The use of videos in the classroom can be an effective way to help students better understand the material being taught. It gives students a visual of the content and helps the teacher do more showing and less telling. Videos can also be a way to deepen students’ understanding, spark interest, or clarify any questions. Below you will find more reasons why instructional videos are a good vehicle for learning, learning strategies for instructional video viewing, and some web tools that will help you with your instructional video planning.
Why are Instructional Videos a Good Vehicle for Learning?
Instructional videos can serve many purposes in the classroom. For starters, they can help hook the audience (your students) on a new topic. Lead into a new unit with a video clip and have the students guess what you will be studying next. Additionally, instructional videos help to increase student engagement during all parts of a unit. They can help otherwise dull content come to life, they can help students who are uninterested connect to the material, and they can add variety to a lesson. Not to mention that videos can be used for any subject, any grade level, and any type of learner.
Learning Strategies for Instructional Video Viewing

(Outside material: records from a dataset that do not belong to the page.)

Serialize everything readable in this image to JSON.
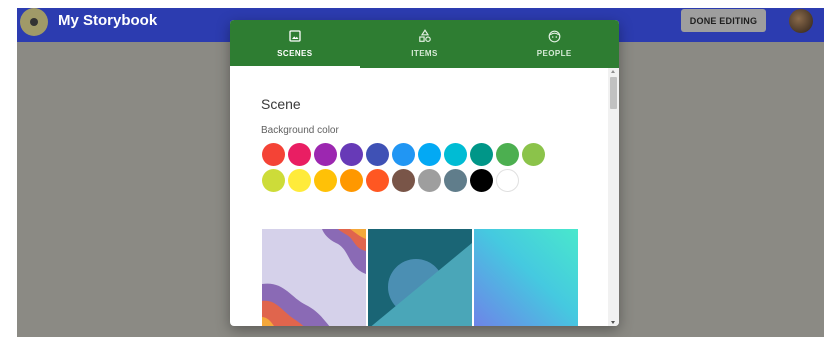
{
  "app": {
    "title": "My Storybook",
    "done_label": "DONE EDITING"
  },
  "tabs": [
    {
      "label": "SCENES",
      "icon": "image-icon",
      "active": true
    },
    {
      "label": "ITEMS",
      "icon": "shapes-icon",
      "active": false
    },
    {
      "label": "PEOPLE",
      "icon": "face-icon",
      "active": false
    }
  ],
  "scene": {
    "heading": "Scene",
    "bg_label": "Background color",
    "colors": [
      [
        "#f44336",
        "#e91e63",
        "#9c27b0",
        "#673ab7",
        "#3f51b5",
        "#2196f3",
        "#03a9f4",
        "#00bcd4",
        "#009688",
        "#4caf50",
        "#8bc34a"
      ],
      [
        "#cddc39",
        "#ffeb3b",
        "#ffc107",
        "#ff9800",
        "#ff5722",
        "#795548",
        "#9e9e9e",
        "#607d8b",
        "#000000",
        "#ffffff"
      ]
    ]
  },
  "theme": {
    "app_bar": "#2c3cb0",
    "tab_bar": "#2e7d32",
    "backdrop": "#8b8a84"
  }
}
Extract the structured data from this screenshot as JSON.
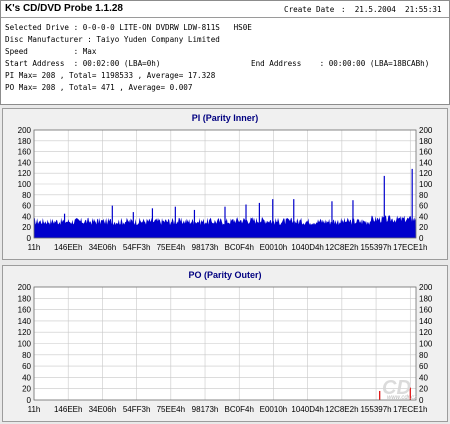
{
  "header": {
    "app_title": "K's CD/DVD Probe 1.1.28",
    "create_date_label": "Create Date",
    "create_date_value": ":  21.5.2004  21:55:31",
    "selected_drive": "Selected Drive : 0-0-0-0 LITE-ON DVDRW LDW-811S   HS0E",
    "disc_manufacturer": "Disc Manufacturer : Taiyo Yuden Company Limited",
    "speed": "Speed          : Max",
    "start_address": "Start Address  : 00:02:00 (LBA=0h)",
    "end_address": "End Address    : 00:00:00 (LBA=18BCABh)",
    "pi_stats": "PI Max= 208 , Total= 1198533 , Average= 17.328",
    "po_stats": "PO Max= 208 , Total= 471 , Average= 0.007"
  },
  "watermark": {
    "logo": "CD",
    "url": "www.cdr.cz"
  },
  "chart_data": [
    {
      "type": "area",
      "title": "PI (Parity Inner)",
      "xlabel": "",
      "ylabel": "",
      "ylim": [
        0,
        200
      ],
      "yticks": [
        0,
        20,
        40,
        60,
        80,
        100,
        120,
        140,
        160,
        180,
        200
      ],
      "x_tick_labels": [
        "11h",
        "146EEh",
        "34E06h",
        "54FF3h",
        "75EE4h",
        "98173h",
        "BC0F4h",
        "E0010h",
        "1040D4h",
        "12C8E2h",
        "155397h",
        "17ECE1h"
      ],
      "grid": true,
      "color": "#0000cc",
      "baseline_level": 32,
      "spikes": [
        {
          "x": 0.08,
          "value": 45
        },
        {
          "x": 0.205,
          "value": 60
        },
        {
          "x": 0.26,
          "value": 48
        },
        {
          "x": 0.31,
          "value": 55
        },
        {
          "x": 0.37,
          "value": 58
        },
        {
          "x": 0.42,
          "value": 52
        },
        {
          "x": 0.5,
          "value": 58
        },
        {
          "x": 0.555,
          "value": 62
        },
        {
          "x": 0.59,
          "value": 65
        },
        {
          "x": 0.625,
          "value": 72
        },
        {
          "x": 0.68,
          "value": 72
        },
        {
          "x": 0.78,
          "value": 68
        },
        {
          "x": 0.835,
          "value": 70
        },
        {
          "x": 0.917,
          "value": 115
        },
        {
          "x": 0.99,
          "value": 128
        }
      ]
    },
    {
      "type": "area",
      "title": "PO (Parity Outer)",
      "xlabel": "",
      "ylabel": "",
      "ylim": [
        0,
        200
      ],
      "yticks": [
        0,
        20,
        40,
        60,
        80,
        100,
        120,
        140,
        160,
        180,
        200
      ],
      "x_tick_labels": [
        "11h",
        "146EEh",
        "34E06h",
        "54FF3h",
        "75EE4h",
        "98173h",
        "BC0F4h",
        "E0010h",
        "1040D4h",
        "12C8E2h",
        "155397h",
        "17ECE1h"
      ],
      "grid": true,
      "color": "#dd0000",
      "spikes": [
        {
          "x": 0.905,
          "value": 16
        },
        {
          "x": 0.985,
          "value": 22
        }
      ]
    }
  ]
}
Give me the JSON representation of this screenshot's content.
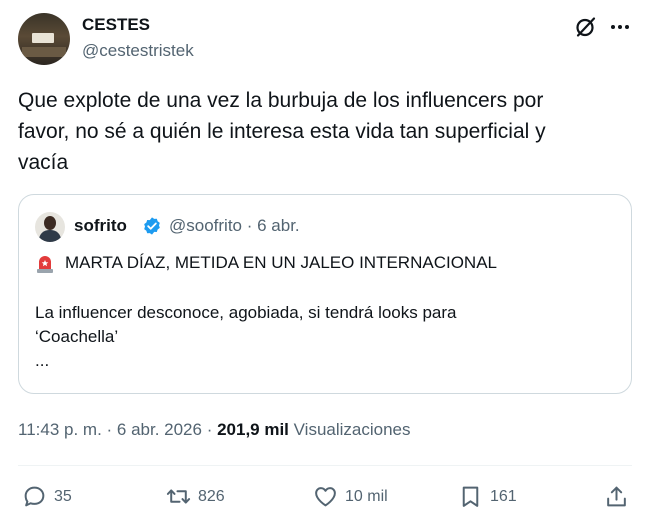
{
  "header": {
    "display_name": "CESTES",
    "handle": "@cestestristek",
    "avatar_icon": "profile-photo",
    "grok_icon": "grok-icon",
    "more_icon": "more-icon"
  },
  "tweet": {
    "text": "Que explote de una vez la burbuja de los influencers por\nfavor, no sé a quién le interesa esta vida tan superficial y\nvacía"
  },
  "quoted_tweet": {
    "display_name": "sofrito",
    "verified_color": "#1d9bf0",
    "handle_date": "@soofrito · 6 abr.",
    "headline": "MARTA DÍAZ, METIDA EN UN JALEO INTERNACIONAL",
    "headline_icon": "siren-icon",
    "body": "La influencer desconoce, agobiada, si tendrá looks para\n‘Coachella’\n..."
  },
  "meta": {
    "time_date": "11:43 p. m. · 6 abr. 2026 · ",
    "views_count": "201,9 mil",
    "views_label": " Visualizaciones"
  },
  "actions": {
    "replies": "35",
    "reposts": "826",
    "likes": "10 mil",
    "bookmarks": "161"
  },
  "colors": {
    "text": "#0f1419",
    "secondary": "#536471",
    "border": "#cfd9de",
    "verified": "#1d9bf0"
  }
}
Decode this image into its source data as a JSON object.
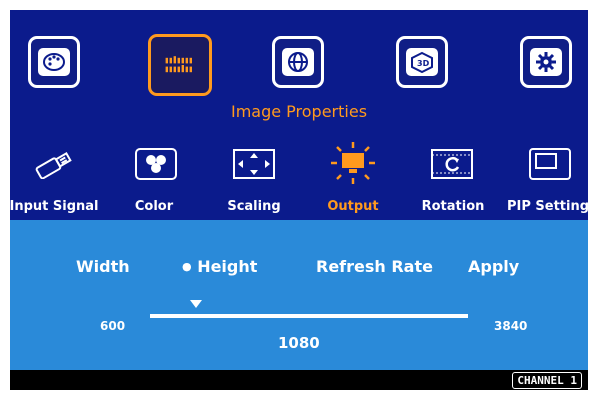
{
  "main_menu": {
    "title": "Image Properties",
    "icons": [
      "palette-icon",
      "image-properties-icon",
      "globe-icon",
      "3d-icon",
      "gear-icon"
    ],
    "selected_index": 1
  },
  "sub_menu": {
    "items": [
      {
        "label": "Input Signal",
        "icon": "usb-plug-icon"
      },
      {
        "label": "Color",
        "icon": "color-circles-icon"
      },
      {
        "label": "Scaling",
        "icon": "scaling-arrows-icon"
      },
      {
        "label": "Output",
        "icon": "output-monitor-icon"
      },
      {
        "label": "Rotation",
        "icon": "rotation-icon"
      },
      {
        "label": "PIP Setting",
        "icon": "pip-icon"
      }
    ],
    "selected_index": 3
  },
  "output_settings": {
    "options": [
      "Width",
      "Height",
      "Refresh Rate",
      "Apply"
    ],
    "selected_option": "Height",
    "bullet": "●",
    "slider": {
      "min": "600",
      "max": "3840",
      "value": "1080"
    }
  },
  "status": {
    "channel": "CHANNEL 1"
  },
  "colors": {
    "top_panel": "#0b1b8c",
    "bottom_panel": "#2a8ad9",
    "accent": "#ff9a1e"
  }
}
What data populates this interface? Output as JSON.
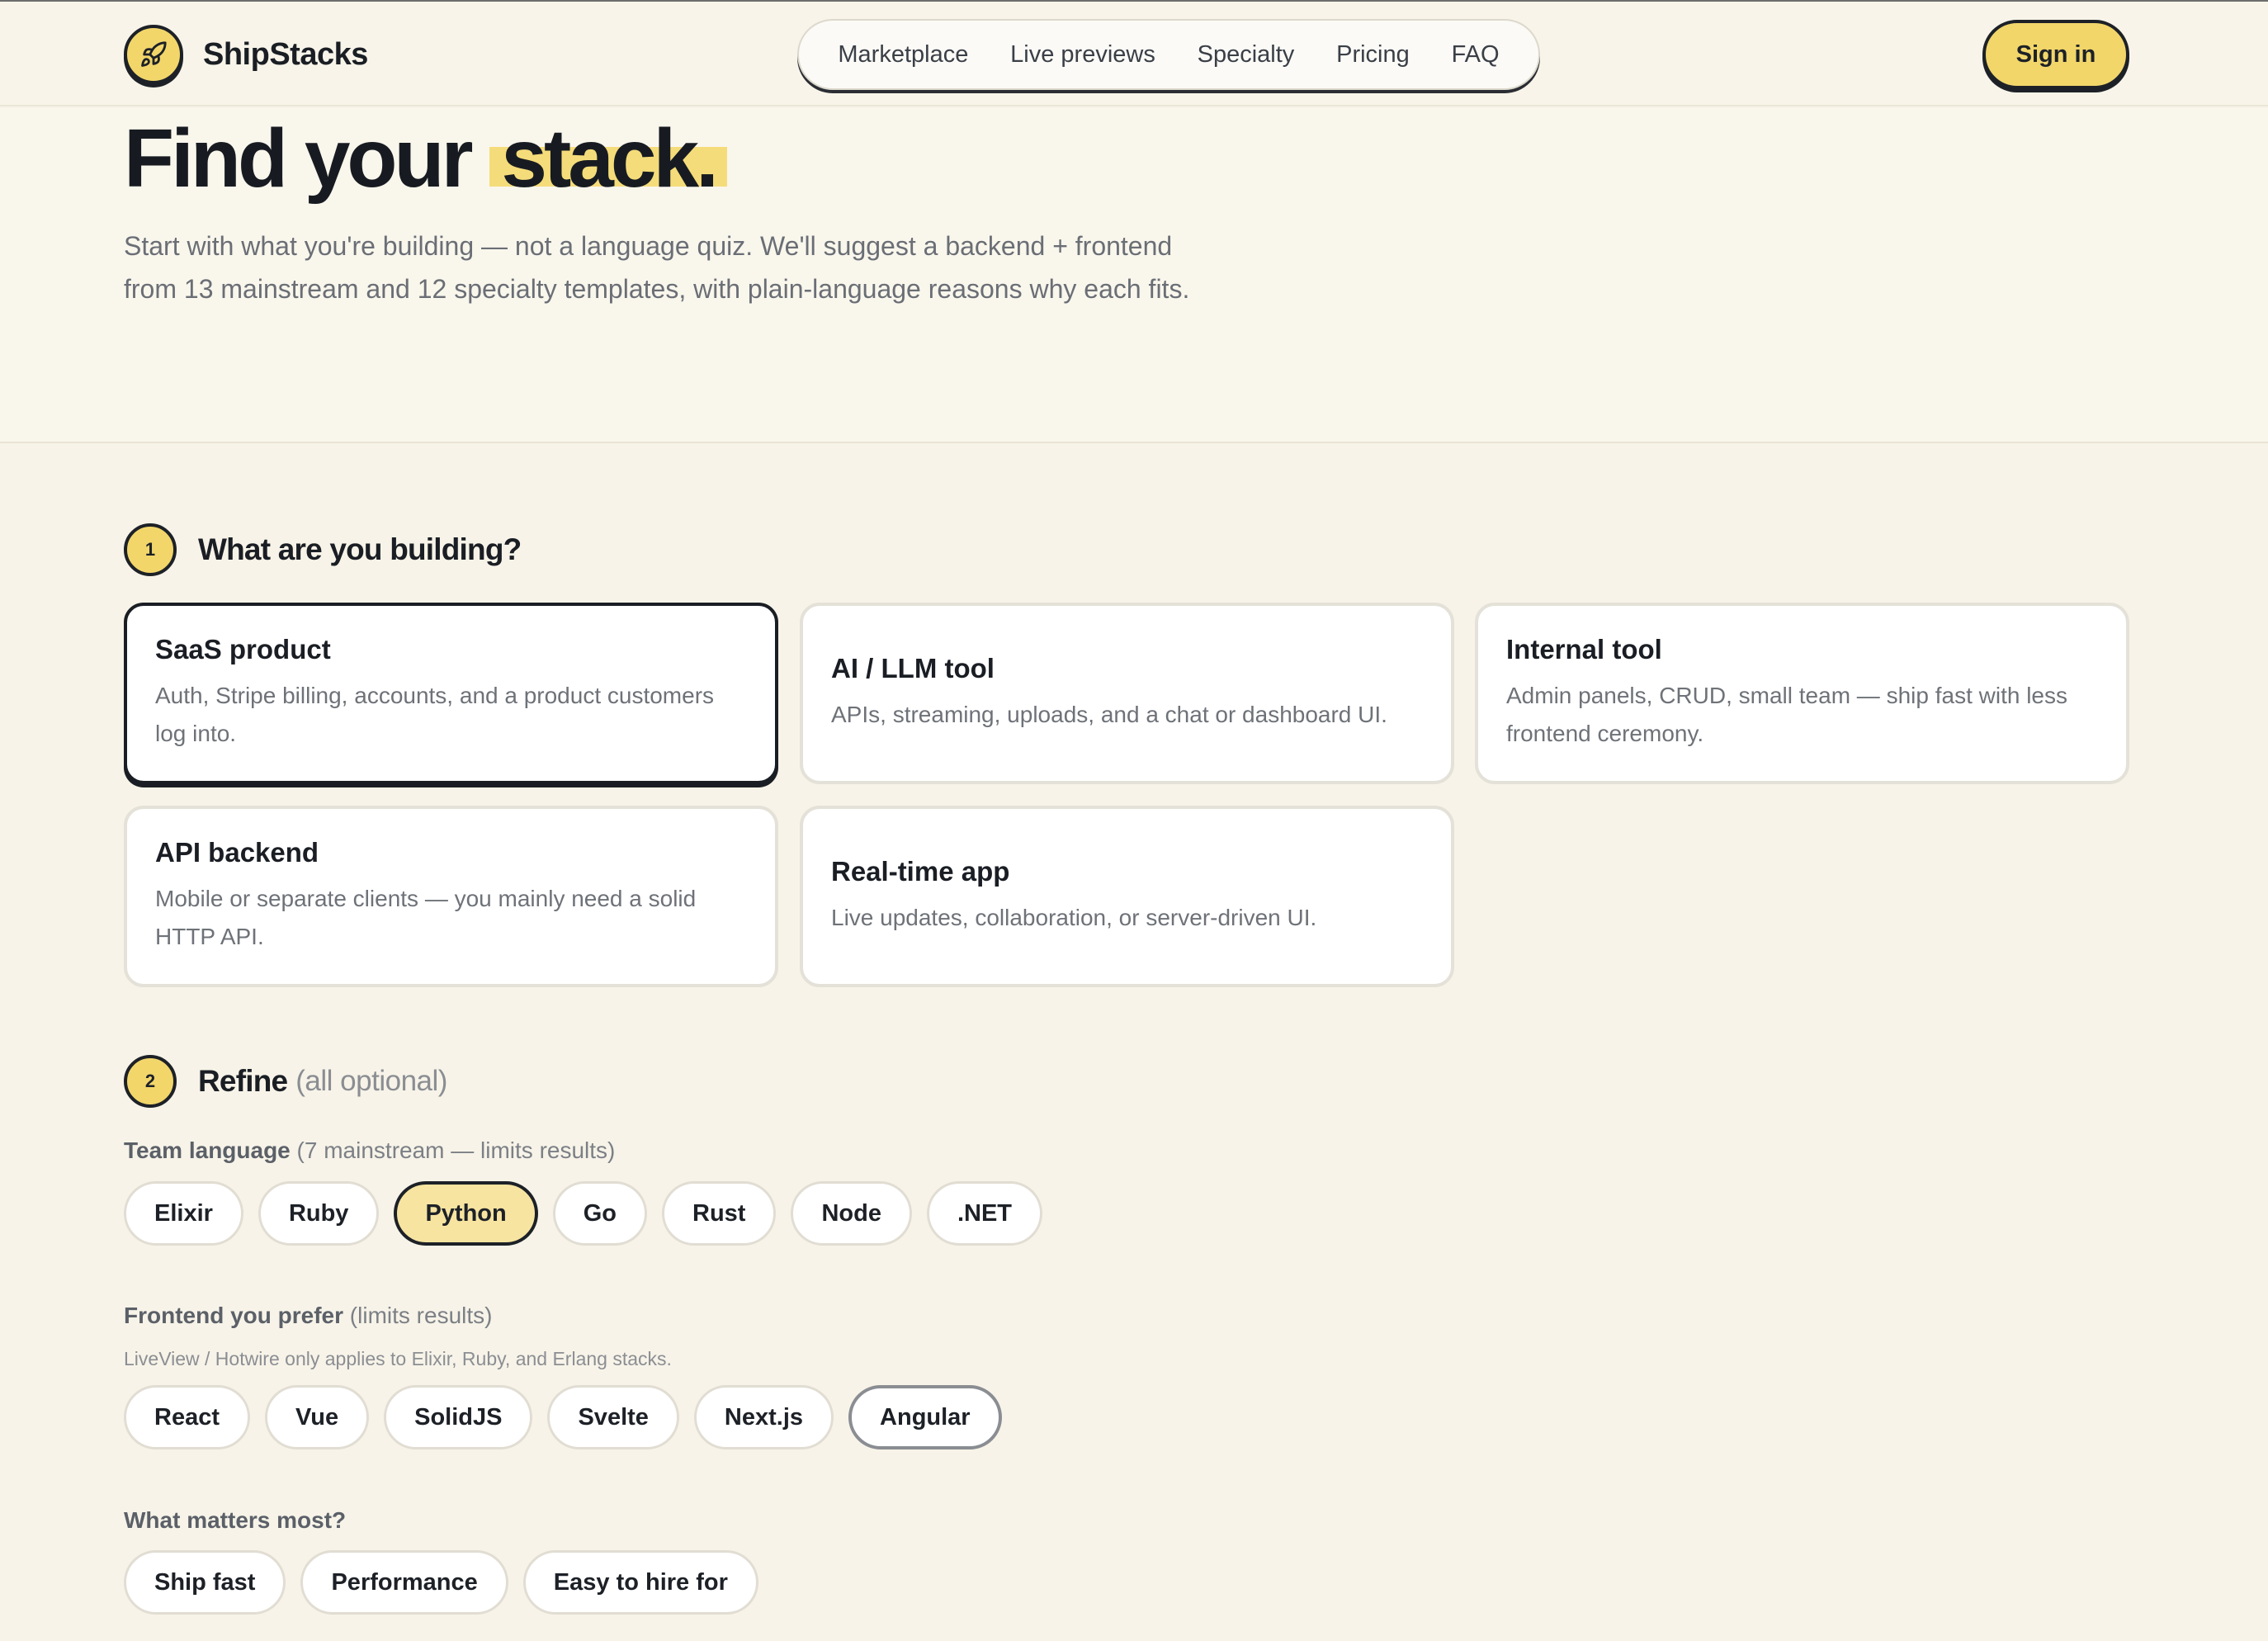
{
  "header": {
    "brand": "ShipStacks",
    "nav": [
      "Marketplace",
      "Live previews",
      "Specialty",
      "Pricing",
      "FAQ"
    ],
    "signin": "Sign in"
  },
  "hero": {
    "title_start": "Find your",
    "title_highlight": "stack.",
    "subtitle_line1": "Start with what you're building — not a language quiz. We'll suggest a backend + frontend",
    "subtitle_line2": "from 13 mainstream and 12 specialty templates, with plain-language reasons why each fits."
  },
  "step1": {
    "number": "1",
    "title": "What are you building?",
    "cards": [
      {
        "title": "SaaS product",
        "desc": "Auth, Stripe billing, accounts, and a product customers log into.",
        "selected": true
      },
      {
        "title": "AI / LLM tool",
        "desc": "APIs, streaming, uploads, and a chat or dashboard UI.",
        "selected": false
      },
      {
        "title": "Internal tool",
        "desc": "Admin panels, CRUD, small team — ship fast with less frontend ceremony.",
        "selected": false
      },
      {
        "title": "API backend",
        "desc": "Mobile or separate clients — you mainly need a solid HTTP API.",
        "selected": false
      },
      {
        "title": "Real-time app",
        "desc": "Live updates, collaboration, or server-driven UI.",
        "selected": false
      }
    ]
  },
  "step2": {
    "number": "2",
    "title": "Refine",
    "note": "(all optional)",
    "team_language": {
      "label": "Team language",
      "note": "(7 mainstream — limits results)",
      "options": [
        "Elixir",
        "Ruby",
        "Python",
        "Go",
        "Rust",
        "Node",
        ".NET"
      ],
      "selected": "Python"
    },
    "frontend": {
      "label": "Frontend you prefer",
      "note": "(limits results)",
      "hint": "LiveView / Hotwire only applies to Elixir, Ruby, and Erlang stacks.",
      "options": [
        "React",
        "Vue",
        "SolidJS",
        "Svelte",
        "Next.js",
        "Angular"
      ],
      "hovered": "Angular"
    },
    "priority": {
      "label": "What matters most?",
      "options": [
        "Ship fast",
        "Performance",
        "Easy to hire for"
      ]
    }
  }
}
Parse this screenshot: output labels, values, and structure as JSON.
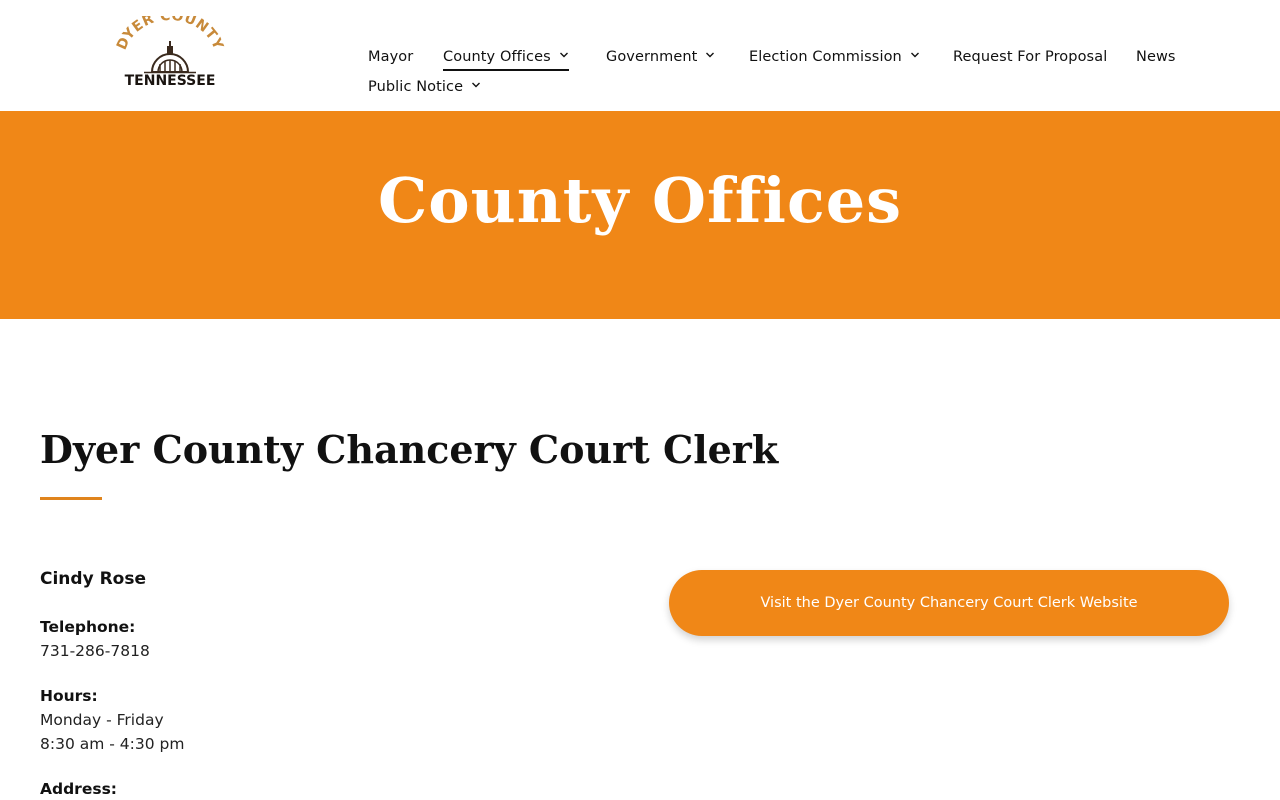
{
  "logo": {
    "arc_text": "DYER COUNTY",
    "sub_text": "TENNESSEE",
    "icon": "county-courthouse-logo"
  },
  "nav": {
    "items": [
      {
        "label": "Mayor",
        "has_dropdown": false
      },
      {
        "label": "County Offices",
        "has_dropdown": true,
        "active": true
      },
      {
        "label": "Government",
        "has_dropdown": true
      },
      {
        "label": "Election Commission",
        "has_dropdown": true
      },
      {
        "label": "Request For Proposal",
        "has_dropdown": false
      },
      {
        "label": "News",
        "has_dropdown": false
      },
      {
        "label": "Public Notice",
        "has_dropdown": true
      }
    ]
  },
  "banner": {
    "title": "County Offices"
  },
  "page": {
    "heading": "Dyer County Chancery Court Clerk"
  },
  "contact": {
    "name": "Cindy Rose",
    "telephone_label": "Telephone:",
    "telephone": "731-286-7818",
    "hours_label": "Hours:",
    "hours_days": "Monday - Friday",
    "hours_time": "8:30 am - 4:30 pm",
    "address_label": "Address:"
  },
  "cta": {
    "label": "Visit the Dyer County Chancery Court Clerk Website"
  },
  "colors": {
    "accent": "#f08717",
    "text": "#111111",
    "logo_brown": "#3a2a1e",
    "logo_gold": "#c88a3a"
  }
}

There are many learning strategies for using instructional videos. They can be used to differentiate the material being taught. Students with no prior exposure to the concept at hand can be assigned an intro video while students with prior knowledge can watch a more detailed or complex clip. Videos are also nice for differentiation because students can pause, rewind, or stop the video so that it is running at their desired pace. This also allows for students to watch the video multiple times if they just aren’t understanding what they are supposed to be learning or need to take a second look.
Instructional videos can also be more engaging for students than listening to a long lecture for a few different reasons. For starters, it helps break up the lesson. Instructional videos can include exciting graphics, clarifying captions, and filters that draw the audience in. When used during instruction, this can help refocus students and keep them engaged.
Simply playing an instructional video may not be enough to engage students. Educators will need to be specific with their purposes for implementing a video. Before playing the instructional video, turn students’ attention to the goal at hand. “While you watch, pay attention to…” Teachers can require students to take notes, write down key ideas, or look for a specific topic that is mentioned. This helps keep students from zoning out and gives them a clear purpose for why they need to watch.
Instructional Video Tools
There are many web tools available out there to help you get the most out of the instructional videos you choose to use in the classroom. One such tool is called Vialogues. Vialogue, which stands for ‘video plus dialogue’, is for online videos but includes a group discussion feature. Students can interact with the videos by adding comments that appear in a time stamped order. Teachers can use this as a way for students to respond to posted questions, reflect on what they see, or comment with any thoughts they have. It is also unique because not only can users add their own videos, but they can search for videos (climate change, wars, even Beyonce…) and add comments to those videos too.
Edpuzzle is a fan favorite among many in the educational world. It holds students accountable by tracking if they are actually watching their assigned video, how long they spend in different sections, and if they are comprehending what they are learning. Teachers can add voice comments and questions throughout the video that students need to pause and answer before going to the next section. Users are able to upload their own videos, or use already made videos (Khan Academy, YouTube, etc). This website’s basic version is free for teachers and students.
Another great instructional video tool is called Hapyak. This engaging video tool allows users to annotate their videos from YouTube or Vimeo and create multiple choice quizzes or free-text questions. You are able to add text anywhere in your video, insert links, or overlay an image. You can also share commentaries and link any specific moment in your video for easy viewing.
Blubbr is one last instructional video tool that deserves a nod. This tool lets users create quizzes on top of YouTube videos. These quizzes, which are called Trivs, can be designed to be used while the students are watching the clip or after it is over. What is unique about Blubbr is that feedback is given to students after every question they answer. This way students can monitor their own understanding of the content and know if they need to focus a bit deeper on the material at hand.
The use of videos in the classroom can be an effective tool to better engage students on the material they are learning. The visual aspect of videos allows the teacher to do less telling and more showing. Videos not only deepen student understanding, but spark interest and help to clarify questions. They are a great vehicle for learning and worth implementing into any lesson, on any subject, on any given day.